Conversation Between Luis Valdez and Filmmaker Robert Rodriguez – This is an episode of the series The Director’s Chair, hosted by Robert Rodriguez, who speaks with Valdez about his storied career depicting Latino identity in the arts. They speak about Ricardo Montalban, one of the first actors to represent Latinos in the film industry, who paved the way for many to follow. Valdez discusses his beginnings in theater and producing Zoot Suit, turning the stage play into a movie. La Bamba had great momentum in the planning, taking only a year to prepare and cast. Esai Morales was a natural to play Bob, but weeks before the cameras were set to roll, the producers still had no Ritchie. Over 600 actors were seen in a nationwide search until Lou Diamond Phillips was cast weeks before filming was to begin. The director thought about changing Phillips’ name to something that sounded more Latino. Valdez’ The Cisco Kid was inspired by all the Westerns he had seen as a kid. Host Rodriguez reads a series of questions from other directors, and Valdez discusses the relationship of passion to work.

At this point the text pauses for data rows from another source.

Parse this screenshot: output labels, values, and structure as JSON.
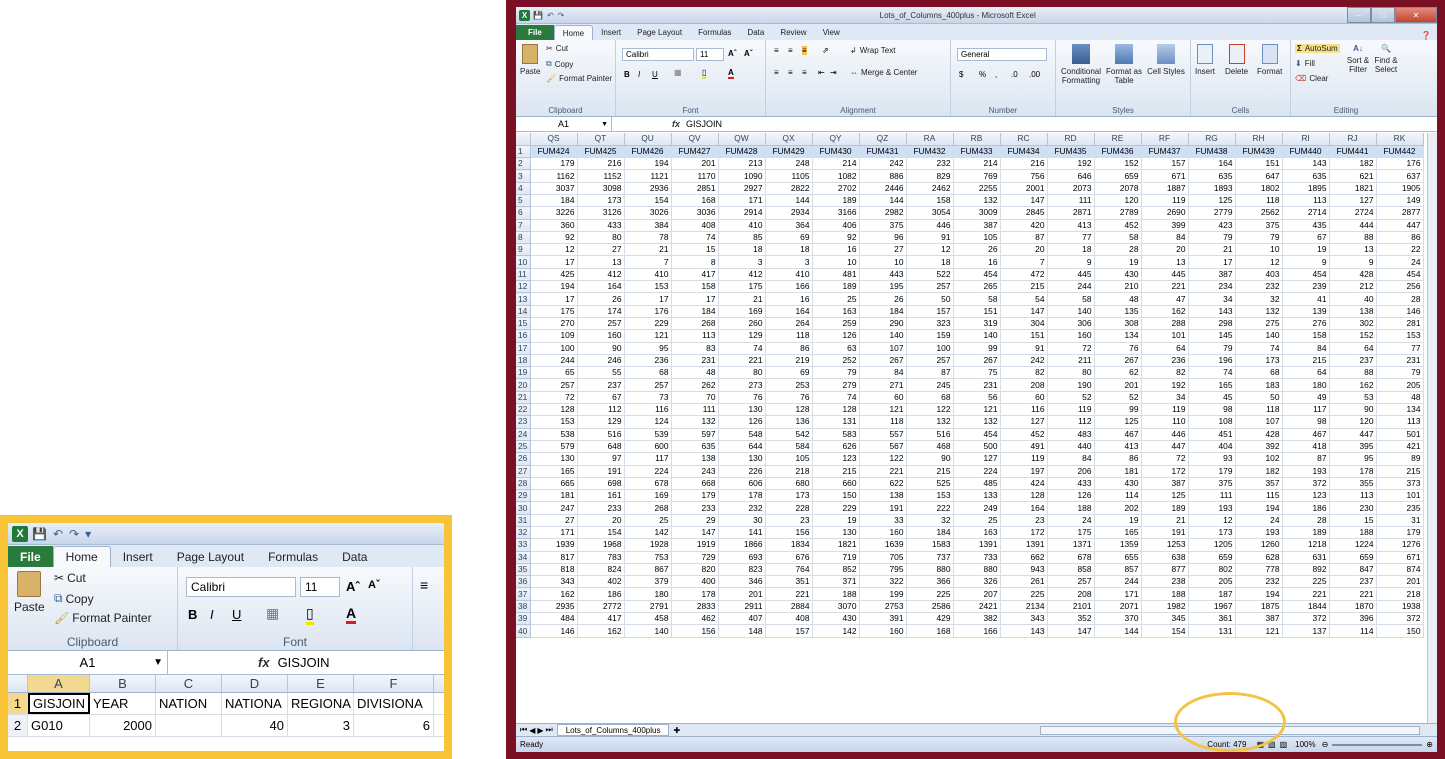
{
  "colors": {
    "frame": "#7a1024",
    "zoom_frame": "#f7c437",
    "file_tab": "#2b7a3d",
    "highlight": "#f5c343"
  },
  "zoom": {
    "tabs": [
      "File",
      "Home",
      "Insert",
      "Page Layout",
      "Formulas",
      "Data"
    ],
    "clipboard": {
      "paste": "Paste",
      "cut": "Cut",
      "copy": "Copy",
      "format_painter": "Format Painter",
      "label": "Clipboard"
    },
    "font": {
      "name": "Calibri",
      "size": "11",
      "label": "Font",
      "bold": "B",
      "italic": "I",
      "underline": "U"
    },
    "namebox": "A1",
    "fx": "fx",
    "formula": "GISJOIN",
    "columns": [
      "A",
      "B",
      "C",
      "D",
      "E",
      "F"
    ],
    "row1": [
      "1",
      "GISJOIN",
      "YEAR",
      "NATION",
      "NATIONA",
      "REGIONA",
      "DIVISIONA"
    ],
    "row2": [
      "2",
      "G010",
      "2000",
      "",
      "40",
      "3",
      "6"
    ]
  },
  "main": {
    "title": "Lots_of_Columns_400plus - Microsoft Excel",
    "tabs": [
      "File",
      "Home",
      "Insert",
      "Page Layout",
      "Formulas",
      "Data",
      "Review",
      "View"
    ],
    "ribbon": {
      "paste": "Paste",
      "cut": "Cut",
      "copy": "Copy",
      "format_painter": "Format Painter",
      "clipboard": "Clipboard",
      "font_name": "Calibri",
      "font_size": "11",
      "font": "Font",
      "wrap_text": "Wrap Text",
      "merge_center": "Merge & Center",
      "alignment": "Alignment",
      "number_format": "General",
      "number": "Number",
      "conditional": "Conditional Formatting",
      "format_table": "Format as Table",
      "cell_styles": "Cell Styles",
      "styles": "Styles",
      "insert": "Insert",
      "delete": "Delete",
      "format": "Format",
      "cells": "Cells",
      "autosum": "AutoSum",
      "fill": "Fill",
      "clear": "Clear",
      "sort_filter": "Sort & Filter",
      "find_select": "Find & Select",
      "editing": "Editing"
    },
    "namebox": "A1",
    "fx": "fx",
    "formula": "GISJOIN",
    "sheet_tab": "Lots_of_Columns_400plus",
    "status_ready": "Ready",
    "status_count": "Count: 479",
    "zoom_level": "100%",
    "columns": [
      "QS",
      "QT",
      "QU",
      "QV",
      "QW",
      "QX",
      "QY",
      "QZ",
      "RA",
      "RB",
      "RC",
      "RD",
      "RE",
      "RF",
      "RG",
      "RH",
      "RI",
      "RJ",
      "RK"
    ],
    "rows": [
      [
        "FUM424",
        "FUM425",
        "FUM426",
        "FUM427",
        "FUM428",
        "FUM429",
        "FUM430",
        "FUM431",
        "FUM432",
        "FUM433",
        "FUM434",
        "FUM435",
        "FUM436",
        "FUM437",
        "FUM438",
        "FUM439",
        "FUM440",
        "FUM441",
        "FUM442"
      ],
      [
        "179",
        "216",
        "194",
        "201",
        "213",
        "248",
        "214",
        "242",
        "232",
        "214",
        "216",
        "192",
        "152",
        "157",
        "164",
        "151",
        "143",
        "182",
        "176"
      ],
      [
        "1162",
        "1152",
        "1121",
        "1170",
        "1090",
        "1105",
        "1082",
        "886",
        "829",
        "769",
        "756",
        "646",
        "659",
        "671",
        "635",
        "647",
        "635",
        "621",
        "637"
      ],
      [
        "3037",
        "3098",
        "2936",
        "2851",
        "2927",
        "2822",
        "2702",
        "2446",
        "2462",
        "2255",
        "2001",
        "2073",
        "2078",
        "1887",
        "1893",
        "1802",
        "1895",
        "1821",
        "1905"
      ],
      [
        "184",
        "173",
        "154",
        "168",
        "171",
        "144",
        "189",
        "144",
        "158",
        "132",
        "147",
        "111",
        "120",
        "119",
        "125",
        "118",
        "113",
        "127",
        "149"
      ],
      [
        "3226",
        "3126",
        "3026",
        "3036",
        "2914",
        "2934",
        "3166",
        "2982",
        "3054",
        "3009",
        "2845",
        "2871",
        "2789",
        "2690",
        "2779",
        "2562",
        "2714",
        "2724",
        "2877"
      ],
      [
        "360",
        "433",
        "384",
        "408",
        "410",
        "364",
        "406",
        "375",
        "446",
        "387",
        "420",
        "413",
        "452",
        "399",
        "423",
        "375",
        "435",
        "444",
        "447"
      ],
      [
        "92",
        "80",
        "78",
        "74",
        "85",
        "69",
        "92",
        "96",
        "91",
        "105",
        "87",
        "77",
        "58",
        "84",
        "79",
        "79",
        "67",
        "88",
        "86"
      ],
      [
        "12",
        "27",
        "21",
        "15",
        "18",
        "18",
        "16",
        "27",
        "12",
        "26",
        "20",
        "18",
        "28",
        "20",
        "21",
        "10",
        "19",
        "13",
        "22"
      ],
      [
        "17",
        "13",
        "7",
        "8",
        "3",
        "3",
        "10",
        "10",
        "18",
        "16",
        "7",
        "9",
        "19",
        "13",
        "17",
        "12",
        "9",
        "9",
        "24"
      ],
      [
        "425",
        "412",
        "410",
        "417",
        "412",
        "410",
        "481",
        "443",
        "522",
        "454",
        "472",
        "445",
        "430",
        "445",
        "387",
        "403",
        "454",
        "428",
        "454"
      ],
      [
        "194",
        "164",
        "153",
        "158",
        "175",
        "166",
        "189",
        "195",
        "257",
        "265",
        "215",
        "244",
        "210",
        "221",
        "234",
        "232",
        "239",
        "212",
        "256"
      ],
      [
        "17",
        "26",
        "17",
        "17",
        "21",
        "16",
        "25",
        "26",
        "50",
        "58",
        "54",
        "58",
        "48",
        "47",
        "34",
        "32",
        "41",
        "40",
        "28"
      ],
      [
        "175",
        "174",
        "176",
        "184",
        "169",
        "164",
        "163",
        "184",
        "157",
        "151",
        "147",
        "140",
        "135",
        "162",
        "143",
        "132",
        "139",
        "138",
        "146"
      ],
      [
        "270",
        "257",
        "229",
        "268",
        "260",
        "264",
        "259",
        "290",
        "323",
        "319",
        "304",
        "306",
        "308",
        "288",
        "298",
        "275",
        "276",
        "302",
        "281"
      ],
      [
        "109",
        "160",
        "121",
        "113",
        "129",
        "118",
        "126",
        "140",
        "159",
        "140",
        "151",
        "160",
        "134",
        "101",
        "145",
        "140",
        "158",
        "152",
        "153"
      ],
      [
        "100",
        "90",
        "95",
        "83",
        "74",
        "86",
        "63",
        "107",
        "100",
        "99",
        "91",
        "72",
        "76",
        "64",
        "79",
        "74",
        "84",
        "64",
        "77"
      ],
      [
        "244",
        "246",
        "236",
        "231",
        "221",
        "219",
        "252",
        "267",
        "257",
        "267",
        "242",
        "211",
        "267",
        "236",
        "196",
        "173",
        "215",
        "237",
        "231"
      ],
      [
        "65",
        "55",
        "68",
        "48",
        "80",
        "69",
        "79",
        "84",
        "87",
        "75",
        "82",
        "80",
        "62",
        "82",
        "74",
        "68",
        "64",
        "88",
        "79"
      ],
      [
        "257",
        "237",
        "257",
        "262",
        "273",
        "253",
        "279",
        "271",
        "245",
        "231",
        "208",
        "190",
        "201",
        "192",
        "165",
        "183",
        "180",
        "162",
        "205"
      ],
      [
        "72",
        "67",
        "73",
        "70",
        "76",
        "76",
        "74",
        "60",
        "68",
        "56",
        "60",
        "52",
        "52",
        "34",
        "45",
        "50",
        "49",
        "53",
        "48"
      ],
      [
        "128",
        "112",
        "116",
        "111",
        "130",
        "128",
        "128",
        "121",
        "122",
        "121",
        "116",
        "119",
        "99",
        "119",
        "98",
        "118",
        "117",
        "90",
        "134"
      ],
      [
        "153",
        "129",
        "124",
        "132",
        "126",
        "136",
        "131",
        "118",
        "132",
        "132",
        "127",
        "112",
        "125",
        "110",
        "108",
        "107",
        "98",
        "120",
        "113"
      ],
      [
        "538",
        "516",
        "539",
        "597",
        "548",
        "542",
        "583",
        "557",
        "516",
        "454",
        "452",
        "483",
        "467",
        "446",
        "451",
        "428",
        "467",
        "447",
        "501"
      ],
      [
        "579",
        "648",
        "600",
        "635",
        "644",
        "584",
        "626",
        "567",
        "468",
        "500",
        "491",
        "440",
        "413",
        "447",
        "404",
        "392",
        "418",
        "395",
        "421"
      ],
      [
        "130",
        "97",
        "117",
        "138",
        "130",
        "105",
        "123",
        "122",
        "90",
        "127",
        "119",
        "84",
        "86",
        "72",
        "93",
        "102",
        "87",
        "95",
        "89"
      ],
      [
        "165",
        "191",
        "224",
        "243",
        "226",
        "218",
        "215",
        "221",
        "215",
        "224",
        "197",
        "206",
        "181",
        "172",
        "179",
        "182",
        "193",
        "178",
        "215"
      ],
      [
        "665",
        "698",
        "678",
        "668",
        "606",
        "680",
        "660",
        "622",
        "525",
        "485",
        "424",
        "433",
        "430",
        "387",
        "375",
        "357",
        "372",
        "355",
        "373"
      ],
      [
        "181",
        "161",
        "169",
        "179",
        "178",
        "173",
        "150",
        "138",
        "153",
        "133",
        "128",
        "126",
        "114",
        "125",
        "111",
        "115",
        "123",
        "113",
        "101"
      ],
      [
        "247",
        "233",
        "268",
        "233",
        "232",
        "228",
        "229",
        "191",
        "222",
        "249",
        "164",
        "188",
        "202",
        "189",
        "193",
        "194",
        "186",
        "230",
        "235"
      ],
      [
        "27",
        "20",
        "25",
        "29",
        "30",
        "23",
        "19",
        "33",
        "32",
        "25",
        "23",
        "24",
        "19",
        "21",
        "12",
        "24",
        "28",
        "15",
        "31"
      ],
      [
        "171",
        "154",
        "142",
        "147",
        "141",
        "156",
        "130",
        "160",
        "184",
        "163",
        "172",
        "175",
        "165",
        "191",
        "173",
        "193",
        "189",
        "188",
        "179"
      ],
      [
        "1939",
        "1968",
        "1928",
        "1919",
        "1866",
        "1834",
        "1821",
        "1639",
        "1583",
        "1391",
        "1391",
        "1371",
        "1359",
        "1253",
        "1205",
        "1260",
        "1218",
        "1224",
        "1276"
      ],
      [
        "817",
        "783",
        "753",
        "729",
        "693",
        "676",
        "719",
        "705",
        "737",
        "733",
        "662",
        "678",
        "655",
        "638",
        "659",
        "628",
        "631",
        "659",
        "671"
      ],
      [
        "818",
        "824",
        "867",
        "820",
        "823",
        "764",
        "852",
        "795",
        "880",
        "880",
        "943",
        "858",
        "857",
        "877",
        "802",
        "778",
        "892",
        "847",
        "874"
      ],
      [
        "343",
        "402",
        "379",
        "400",
        "346",
        "351",
        "371",
        "322",
        "366",
        "326",
        "261",
        "257",
        "244",
        "238",
        "205",
        "232",
        "225",
        "237",
        "201"
      ],
      [
        "162",
        "186",
        "180",
        "178",
        "201",
        "221",
        "188",
        "199",
        "225",
        "207",
        "225",
        "208",
        "171",
        "188",
        "187",
        "194",
        "221",
        "221",
        "218"
      ],
      [
        "2935",
        "2772",
        "2791",
        "2833",
        "2911",
        "2884",
        "3070",
        "2753",
        "2586",
        "2421",
        "2134",
        "2101",
        "2071",
        "1982",
        "1967",
        "1875",
        "1844",
        "1870",
        "1938"
      ],
      [
        "484",
        "417",
        "458",
        "462",
        "407",
        "408",
        "430",
        "391",
        "429",
        "382",
        "343",
        "352",
        "370",
        "345",
        "361",
        "387",
        "372",
        "396",
        "372"
      ],
      [
        "146",
        "162",
        "140",
        "156",
        "148",
        "157",
        "142",
        "160",
        "168",
        "166",
        "143",
        "147",
        "144",
        "154",
        "131",
        "121",
        "137",
        "114",
        "150"
      ]
    ]
  }
}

Remembering Ritchie – This making-of featurette from 1987 contains behind-the-scenes footage with brief comments by Lou Diamond Phillips and Esai Morales. Members of Ritchie Valens’ family are shown. Valdez refers to the fatal plane crash that killed Valens and two other rock ’n’ roll singers.

Audio Footage – These tapes are of poor quality and look as if they have been duplicated many times. The four actors perform key scenes from the script, wearing regular street clothes in a nondescript room. Sound quality is poor.

Booklet – The enclosed accordion-style booklet contains the essay American Dreaming, Chicano Style by Yolanda Machado, two photos, list of cast and crew, and information about the film’s restoration.

La Bamba is a show biz biopic rich in music. Lou Diamond Phillips, who differs physically from the real Ritchie Valens, nonetheless channels the singer and contributes a solid portrait of a young man pursuing his dream to become one of the first Latino celebrities to be embraced by mainstream audiences.

- Dennis Seuling